This Day in History for December 16
1431: the eight-month-old son of Henry V and Katherine of Valois becomes King Henry VI of England. Facts being that infants did not typically make very productive kings, Parliament appointed Humphrey, Duke of Gloucester as Protector and Defender of the Realm and the Church. Once Henry was of age he was crowned King of England at Westminster Abbey and King of France two years later in Notre Dame (although he didn't have free "reign" there until 5 years later).
Henry VI was a very unpopular king. His marriage to Margaret of Anjou brought about the nasty Treaty of Tours where England lost Maine and Anjou to the French. The crown's finances were in the loo and corruption was a spreading cancer at court.
Not only was he a poor king, but he was also a bit crazy. Henry's first mental episode started with having a breakdown in 1453 after hearing of the English defeat in Aquitaine. His illness was more than likely passed down from his grandfather, Charles VI of France and can be traced back a few generations.
While Henry was in the throes of madness and the throne was as unstable as he, the War of the Roses began with York and Lancaster fighting over the crown. The Royals fled to Scotland. In 1470 the Yorkists were defeated and Henry VI was put back on the throne. This proved to be a short change of venue as he was soon imprisoned in the Tower of London where he had the unfortunate luck to be murdered. Some say it was Richard, Duke of Gloucester (later King Richard III), who was also accused with murdering Henry's son Edward.
You can now find Henry safely intombed in Windsor Castle, if you should fancy a meeting.
If you'd like to read more about Henry VI check out:
Lady of the Roses by Sandra Worth (a story of the War of the Roses and the court of Henry and Katherine)

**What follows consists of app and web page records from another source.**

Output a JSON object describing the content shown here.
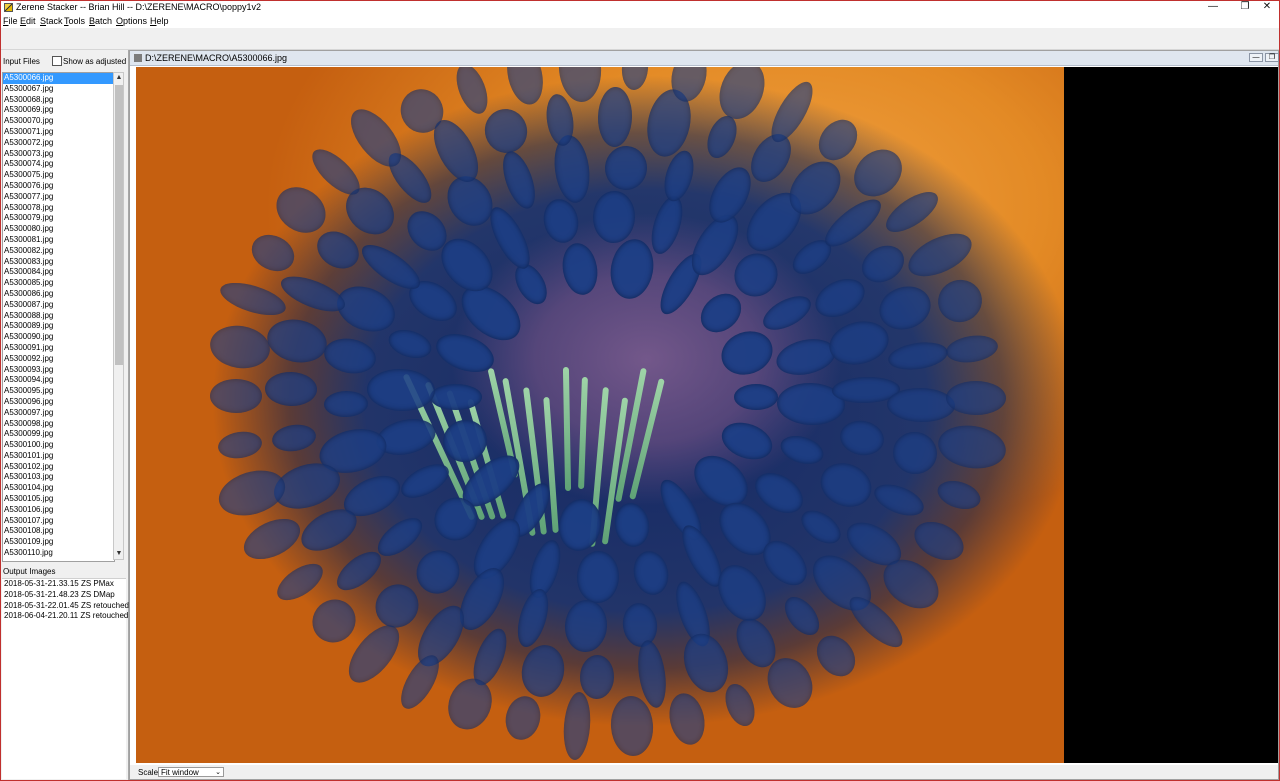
{
  "window": {
    "title": "Zerene Stacker -- Brian Hill -- D:\\ZERENE\\MACRO\\poppy1v2",
    "min_glyph": "—",
    "max_glyph": "❐",
    "close_glyph": "✕"
  },
  "menu": [
    {
      "key": "F",
      "rest": "ile"
    },
    {
      "key": "E",
      "rest": "dit"
    },
    {
      "key": "S",
      "rest": "tack"
    },
    {
      "key": "T",
      "rest": "ools"
    },
    {
      "key": "B",
      "rest": "atch"
    },
    {
      "key": "O",
      "rest": "ptions"
    },
    {
      "key": "H",
      "rest": "elp"
    }
  ],
  "left_panel": {
    "input_files_label": "Input Files",
    "show_adjusted_label": "Show as adjusted",
    "show_adjusted_checked": false,
    "files": [
      "A5300066.jpg",
      "A5300067.jpg",
      "A5300068.jpg",
      "A5300069.jpg",
      "A5300070.jpg",
      "A5300071.jpg",
      "A5300072.jpg",
      "A5300073.jpg",
      "A5300074.jpg",
      "A5300075.jpg",
      "A5300076.jpg",
      "A5300077.jpg",
      "A5300078.jpg",
      "A5300079.jpg",
      "A5300080.jpg",
      "A5300081.jpg",
      "A5300082.jpg",
      "A5300083.jpg",
      "A5300084.jpg",
      "A5300085.jpg",
      "A5300086.jpg",
      "A5300087.jpg",
      "A5300088.jpg",
      "A5300089.jpg",
      "A5300090.jpg",
      "A5300091.jpg",
      "A5300092.jpg",
      "A5300093.jpg",
      "A5300094.jpg",
      "A5300095.jpg",
      "A5300096.jpg",
      "A5300097.jpg",
      "A5300098.jpg",
      "A5300099.jpg",
      "A5300100.jpg",
      "A5300101.jpg",
      "A5300102.jpg",
      "A5300103.jpg",
      "A5300104.jpg",
      "A5300105.jpg",
      "A5300106.jpg",
      "A5300107.jpg",
      "A5300108.jpg",
      "A5300109.jpg",
      "A5300110.jpg"
    ],
    "selected_file": "A5300066.jpg",
    "output_images_label": "Output Images",
    "outputs": [
      "2018-05-31-21.33.15 ZS PMax",
      "2018-05-31-21.48.23 ZS DMap",
      "2018-05-31-22.01.45 ZS retouched",
      "2018-06-04-21.20.11 ZS retouched"
    ]
  },
  "image_frame": {
    "title": "D:\\ZERENE\\MACRO\\A5300066.jpg",
    "scale_label": "Scale",
    "scale_value": "Fit window"
  },
  "colors": {
    "selection": "#3399ff",
    "frame_title_bg": "#dfe6ef",
    "window_border": "#c0302e"
  }
}
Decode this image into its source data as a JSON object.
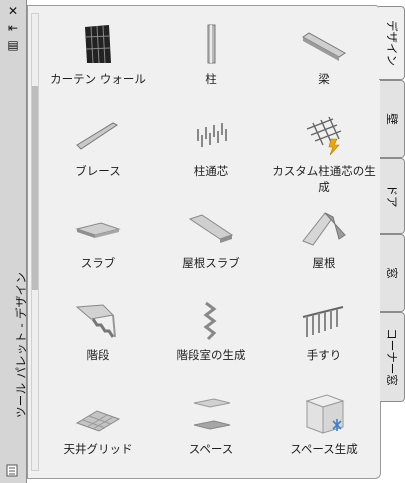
{
  "palette": {
    "title": "ツール パレット - デザイン",
    "controls": {
      "close": "✕",
      "autohide": "⇤",
      "properties": "▤"
    }
  },
  "tools": [
    {
      "label": "カーテン ウォール",
      "icon": "curtain-wall-icon"
    },
    {
      "label": "柱",
      "icon": "column-icon"
    },
    {
      "label": "梁",
      "icon": "beam-icon"
    },
    {
      "label": "ブレース",
      "icon": "brace-icon"
    },
    {
      "label": "柱通芯",
      "icon": "column-grid-icon"
    },
    {
      "label": "カスタム柱通芯の生成",
      "icon": "custom-column-grid-icon"
    },
    {
      "label": "スラブ",
      "icon": "slab-icon"
    },
    {
      "label": "屋根スラブ",
      "icon": "roof-slab-icon"
    },
    {
      "label": "屋根",
      "icon": "roof-icon"
    },
    {
      "label": "階段",
      "icon": "stair-icon"
    },
    {
      "label": "階段室の生成",
      "icon": "stair-tower-icon"
    },
    {
      "label": "手すり",
      "icon": "railing-icon"
    },
    {
      "label": "天井グリッド",
      "icon": "ceiling-grid-icon"
    },
    {
      "label": "スペース",
      "icon": "space-icon"
    },
    {
      "label": "スペース生成",
      "icon": "space-generate-icon"
    }
  ],
  "tabs": [
    {
      "label": "デザイン",
      "active": true
    },
    {
      "label": "壁",
      "active": false
    },
    {
      "label": "ドア",
      "active": false
    },
    {
      "label": "窓",
      "active": false
    },
    {
      "label": "コーナー窓",
      "active": false
    }
  ]
}
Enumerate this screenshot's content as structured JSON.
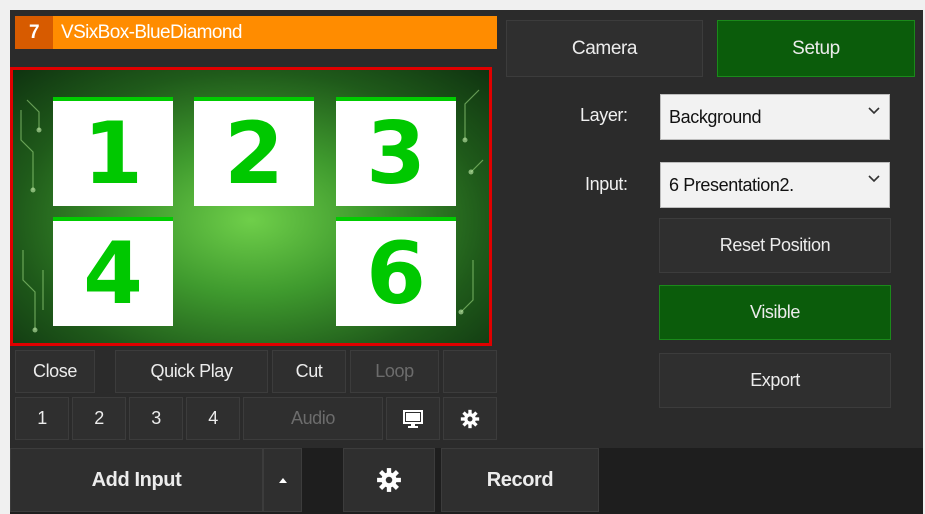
{
  "input": {
    "number": "7",
    "title": "VSixBox-BlueDiamond",
    "tiles": [
      "1",
      "2",
      "3",
      "4",
      "6"
    ]
  },
  "controls": {
    "close": "Close",
    "quick_play": "Quick Play",
    "cut": "Cut",
    "loop": "Loop",
    "overlays": [
      "1",
      "2",
      "3",
      "4"
    ],
    "audio": "Audio"
  },
  "side": {
    "camera": "Camera",
    "setup": "Setup",
    "layer_label": "Layer:",
    "layer_value": "Background",
    "input_label": "Input:",
    "input_value": "6 Presentation2.",
    "reset_position": "Reset Position",
    "visible": "Visible",
    "export": "Export"
  },
  "bottom": {
    "add_input": "Add Input",
    "record": "Record"
  },
  "icons": {
    "monitor": "monitor-icon",
    "gear": "gear-icon",
    "caret": "caret-up-icon",
    "chevron": "chevron-down-icon"
  },
  "colors": {
    "title_bar": "#ff8c00",
    "number_badge": "#d75b00",
    "active_green": "#0b5c0b",
    "selection_border": "#e00000",
    "tile_digit": "#00c800"
  }
}
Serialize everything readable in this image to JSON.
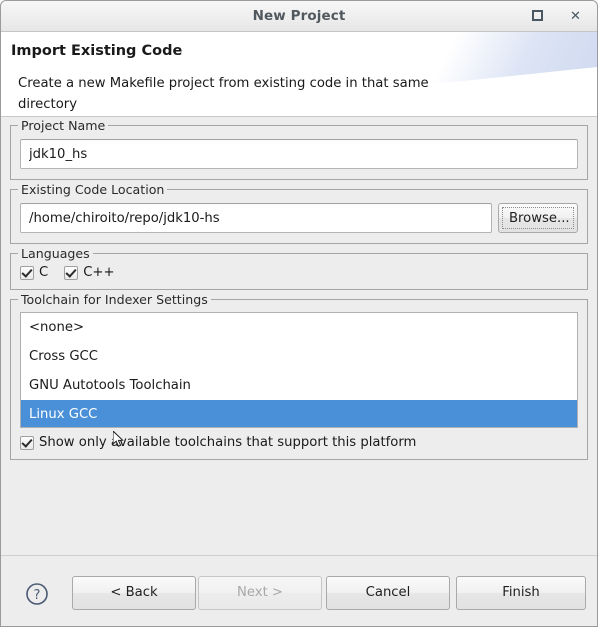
{
  "window": {
    "title": "New Project",
    "controls": {
      "maximize_label": "maximize",
      "close_label": "✕"
    }
  },
  "header": {
    "title": "Import Existing Code",
    "description": "Create a new Makefile project from existing code in that same directory"
  },
  "project_name": {
    "group_label": "Project Name",
    "value": "jdk10_hs",
    "placeholder": ""
  },
  "existing_code_location": {
    "group_label": "Existing Code Location",
    "value": "/home/chiroito/repo/jdk10-hs",
    "placeholder": "",
    "browse_label": "Browse..."
  },
  "languages": {
    "group_label": "Languages",
    "options": [
      {
        "label": "C",
        "checked": true
      },
      {
        "label": "C++",
        "checked": true
      }
    ]
  },
  "toolchain": {
    "group_label": "Toolchain for Indexer Settings",
    "items": [
      {
        "label": "<none>",
        "selected": false
      },
      {
        "label": "Cross GCC",
        "selected": false
      },
      {
        "label": "GNU Autotools Toolchain",
        "selected": false
      },
      {
        "label": "Linux GCC",
        "selected": true
      }
    ],
    "filter_checkbox": {
      "label": "Show only available toolchains that support this platform",
      "checked": true
    }
  },
  "footer": {
    "help_label": "?",
    "back_label": "< Back",
    "next_label": "Next >",
    "next_enabled": false,
    "cancel_label": "Cancel",
    "finish_label": "Finish"
  },
  "colors": {
    "selection_blue": "#4a90d9",
    "window_bg": "#ededed",
    "header_bg": "#ffffff",
    "title_text": "#50585f",
    "help_icon": "#4a5a73"
  }
}
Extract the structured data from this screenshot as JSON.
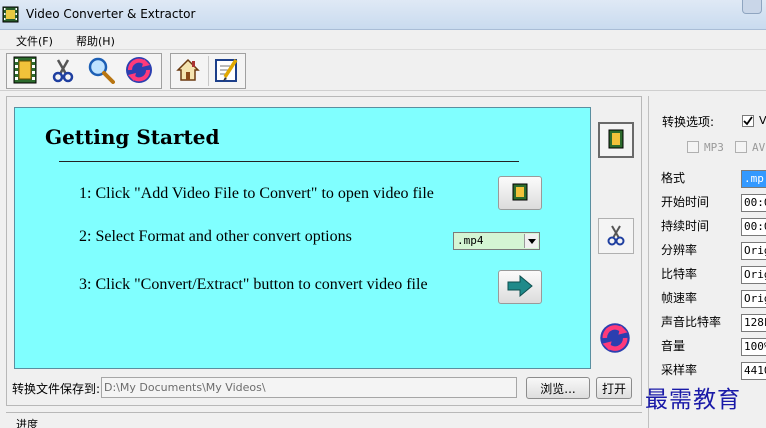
{
  "window": {
    "title": "Video Converter & Extractor"
  },
  "menu": {
    "items": [
      "文件(F)",
      "帮助(H)"
    ]
  },
  "toolbar": {
    "buttons": [
      "film-icon",
      "scissors-icon",
      "magnifier-icon",
      "convert-icon",
      "home-icon",
      "edit-icon"
    ]
  },
  "getting_started": {
    "title": "Getting Started",
    "step1": "1: Click \"Add Video File to Convert\" to open video file",
    "step2": "2: Select Format and other convert options",
    "step3": "3: Click \"Convert/Extract\" button to convert video file",
    "format_value": ".mp4"
  },
  "save": {
    "label": "转换文件保存到:",
    "path": "D:\\My Documents\\My Videos\\",
    "browse_label": "浏览...",
    "open_label": "打开"
  },
  "progress": {
    "label": "进度"
  },
  "options": {
    "title": "转换选项:",
    "video_checkbox_label": "V",
    "mp3_label": "MP3",
    "avi_label": "AV",
    "properties": [
      {
        "label": "格式",
        "value": ".mp"
      },
      {
        "label": "开始时间",
        "value": "00:0"
      },
      {
        "label": "持续时间",
        "value": "00:0"
      },
      {
        "label": "分辨率",
        "value": "Orig"
      },
      {
        "label": "比特率",
        "value": "Orig"
      },
      {
        "label": "帧速率",
        "value": "Orig"
      },
      {
        "label": "声音比特率",
        "value": "128k"
      },
      {
        "label": "音量",
        "value": "100%"
      },
      {
        "label": "采样率",
        "value": "4410"
      }
    ]
  },
  "watermark": {
    "text": "最需教育"
  },
  "colors": {
    "panel": "#80ffff",
    "accent": "#3399ff",
    "watermark": "#1a1aa8"
  }
}
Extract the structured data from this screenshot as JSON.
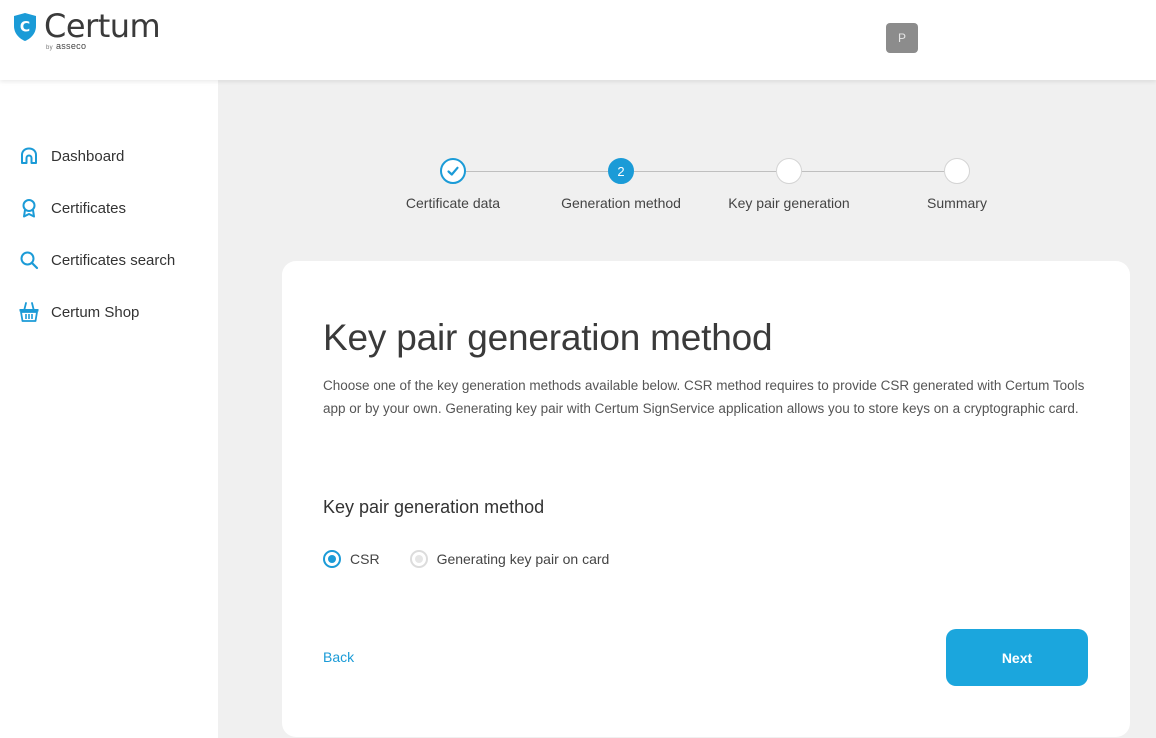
{
  "header": {
    "logo_name": "Certum",
    "logo_by": "by",
    "logo_sub": "asseco",
    "avatar_initial": "P"
  },
  "sidebar": {
    "items": [
      {
        "label": "Dashboard",
        "icon": "home-icon"
      },
      {
        "label": "Certificates",
        "icon": "award-icon"
      },
      {
        "label": "Certificates search",
        "icon": "search-icon"
      },
      {
        "label": "Certum Shop",
        "icon": "basket-icon"
      }
    ]
  },
  "stepper": {
    "steps": [
      {
        "label": "Certificate data",
        "state": "done",
        "number": ""
      },
      {
        "label": "Generation method",
        "state": "active",
        "number": "2"
      },
      {
        "label": "Key pair generation",
        "state": "todo",
        "number": ""
      },
      {
        "label": "Summary",
        "state": "todo",
        "number": ""
      }
    ]
  },
  "card": {
    "title": "Key pair generation method",
    "description": "Choose one of the key generation methods available below. CSR method requires to provide CSR generated with Certum Tools app or by your own. Generating key pair with Certum SignService application allows you to store keys on a cryptographic card.",
    "subtitle": "Key pair generation method",
    "options": [
      {
        "label": "CSR",
        "selected": true
      },
      {
        "label": "Generating key pair on card",
        "selected": false
      }
    ],
    "back_label": "Back",
    "next_label": "Next"
  },
  "colors": {
    "accent": "#1b9bd7",
    "button": "#1ba6dd",
    "background": "#f0f0f0"
  }
}
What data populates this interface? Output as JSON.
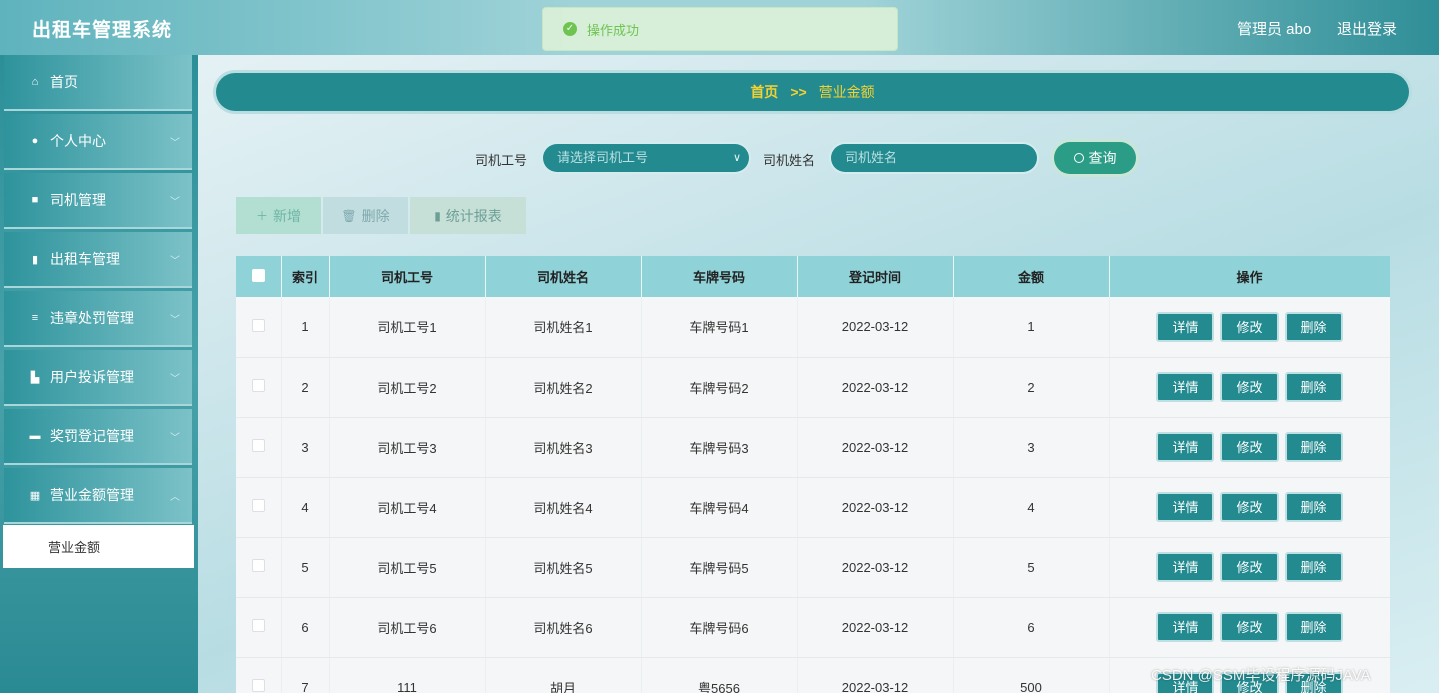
{
  "header": {
    "title": "出租车管理系统",
    "user": "管理员 abo",
    "logout": "退出登录"
  },
  "toast": {
    "text": "操作成功"
  },
  "sidebar": {
    "items": [
      {
        "label": "首页",
        "icon": "home-icon",
        "has_children": false
      },
      {
        "label": "个人中心",
        "icon": "user-icon",
        "has_children": true
      },
      {
        "label": "司机管理",
        "icon": "briefcase-icon",
        "has_children": true
      },
      {
        "label": "出租车管理",
        "icon": "book-icon",
        "has_children": true
      },
      {
        "label": "违章处罚管理",
        "icon": "sliders-icon",
        "has_children": true
      },
      {
        "label": "用户投诉管理",
        "icon": "shop-icon",
        "has_children": true
      },
      {
        "label": "奖罚登记管理",
        "icon": "ticket-icon",
        "has_children": true
      },
      {
        "label": "营业金额管理",
        "icon": "grid-icon",
        "has_children": true
      }
    ],
    "active_sub": "营业金额"
  },
  "breadcrumb": {
    "home": "首页",
    "sep": ">>",
    "current": "营业金额"
  },
  "search": {
    "driver_id_label": "司机工号",
    "driver_id_placeholder": "请选择司机工号",
    "driver_name_label": "司机姓名",
    "driver_name_placeholder": "司机姓名",
    "query_button": "查询"
  },
  "actions": {
    "add": "新增",
    "delete": "删除",
    "stats": "统计报表"
  },
  "table": {
    "columns": [
      "索引",
      "司机工号",
      "司机姓名",
      "车牌号码",
      "登记时间",
      "金额",
      "操作"
    ],
    "row_buttons": {
      "detail": "详情",
      "edit": "修改",
      "delete": "删除"
    },
    "rows": [
      {
        "index": "1",
        "driver_id": "司机工号1",
        "driver_name": "司机姓名1",
        "plate": "车牌号码1",
        "date": "2022-03-12",
        "amount": "1"
      },
      {
        "index": "2",
        "driver_id": "司机工号2",
        "driver_name": "司机姓名2",
        "plate": "车牌号码2",
        "date": "2022-03-12",
        "amount": "2"
      },
      {
        "index": "3",
        "driver_id": "司机工号3",
        "driver_name": "司机姓名3",
        "plate": "车牌号码3",
        "date": "2022-03-12",
        "amount": "3"
      },
      {
        "index": "4",
        "driver_id": "司机工号4",
        "driver_name": "司机姓名4",
        "plate": "车牌号码4",
        "date": "2022-03-12",
        "amount": "4"
      },
      {
        "index": "5",
        "driver_id": "司机工号5",
        "driver_name": "司机姓名5",
        "plate": "车牌号码5",
        "date": "2022-03-12",
        "amount": "5"
      },
      {
        "index": "6",
        "driver_id": "司机工号6",
        "driver_name": "司机姓名6",
        "plate": "车牌号码6",
        "date": "2022-03-12",
        "amount": "6"
      },
      {
        "index": "7",
        "driver_id": "111",
        "driver_name": "胡月",
        "plate": "粤5656",
        "date": "2022-03-12",
        "amount": "500"
      }
    ]
  },
  "watermark": "CSDN @SSM毕设程序源码JAVA"
}
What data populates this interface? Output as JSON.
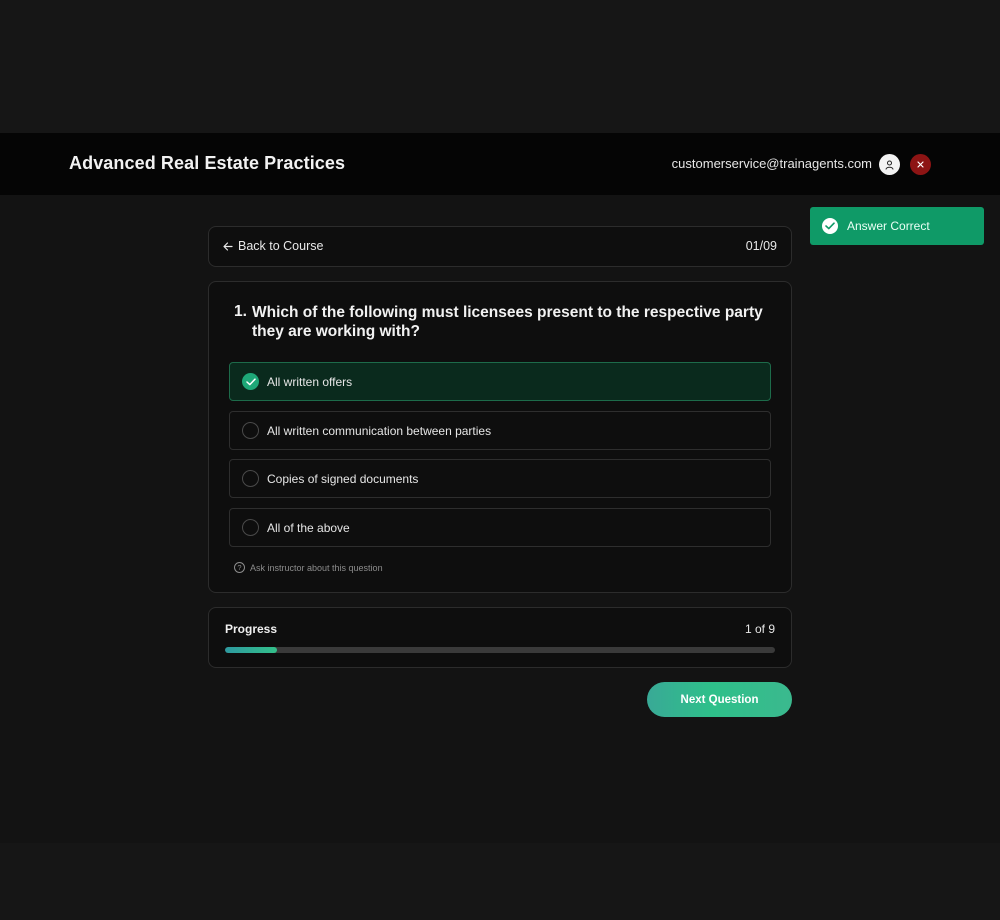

The Queen's Secret by Jean Plaidy (the story of Katherine of Valois and her secret marriage to Owen Tudor)